- _Task_: Go through the material and copy each line in which the word "icon" shows up.

- _Information provided_:
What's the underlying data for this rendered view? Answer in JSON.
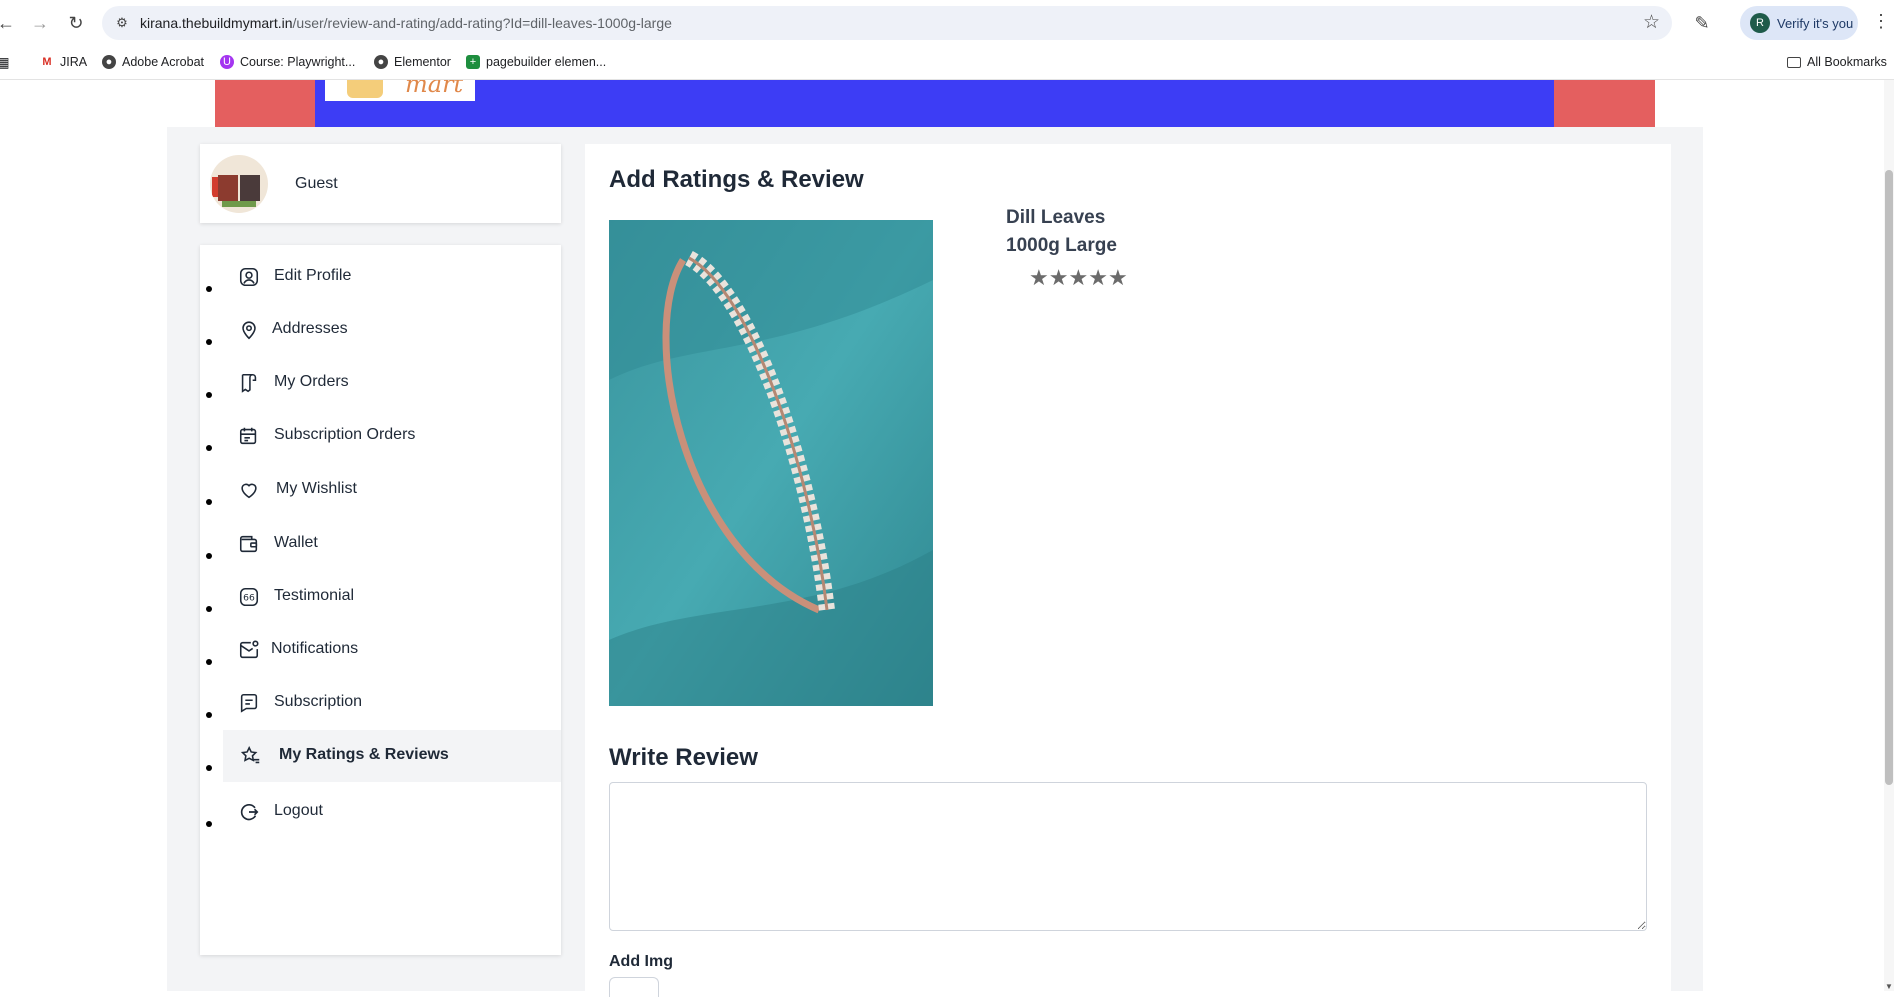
{
  "browser": {
    "url_host": "kirana.thebuildmymart.in",
    "url_path": "/user/review-and-rating/add-rating?Id=dill-leaves-1000g-large",
    "verify_label": "Verify it's you",
    "profile_initial": "R",
    "bookmarks": [
      "JIRA",
      "Adobe Acrobat",
      "Course: Playwright...",
      "Elementor",
      "pagebuilder elemen..."
    ],
    "all_bookmarks_label": "All Bookmarks"
  },
  "header": {
    "logo_text": "mart",
    "colors": {
      "outer": "#e45f5f",
      "inner": "#3d3df5"
    }
  },
  "profile": {
    "name": "Guest"
  },
  "sidebar": {
    "items": [
      {
        "label": "Edit Profile",
        "icon": "user-square-icon"
      },
      {
        "label": "Addresses",
        "icon": "map-pin-icon"
      },
      {
        "label": "My Orders",
        "icon": "orders-icon"
      },
      {
        "label": "Subscription Orders",
        "icon": "calendar-orders-icon"
      },
      {
        "label": "My Wishlist",
        "icon": "heart-icon"
      },
      {
        "label": "Wallet",
        "icon": "wallet-icon"
      },
      {
        "label": "Testimonial",
        "icon": "quote-icon"
      },
      {
        "label": "Notifications",
        "icon": "mail-notification-icon"
      },
      {
        "label": "Subscription",
        "icon": "message-icon"
      },
      {
        "label": "My Ratings & Reviews",
        "icon": "star-list-icon",
        "active": true
      },
      {
        "label": "Logout",
        "icon": "logout-icon"
      }
    ]
  },
  "main": {
    "title": "Add Ratings & Review",
    "product": {
      "name": "Dill Leaves",
      "variant": "1000g Large",
      "rating": 0,
      "max_rating": 5,
      "star_glyph": "★"
    },
    "review": {
      "heading": "Write Review",
      "value": "",
      "placeholder": ""
    },
    "add_img_label": "Add Img"
  }
}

- _Output for this task_:
        "icon": "user-square-icon"
        "icon": "map-pin-icon"
        "icon": "orders-icon"
        "icon": "calendar-orders-icon"
        "icon": "heart-icon"
        "icon": "wallet-icon"
        "icon": "quote-icon"
        "icon": "mail-notification-icon"
        "icon": "message-icon"
        "icon": "star-list-icon",
        "icon": "logout-icon"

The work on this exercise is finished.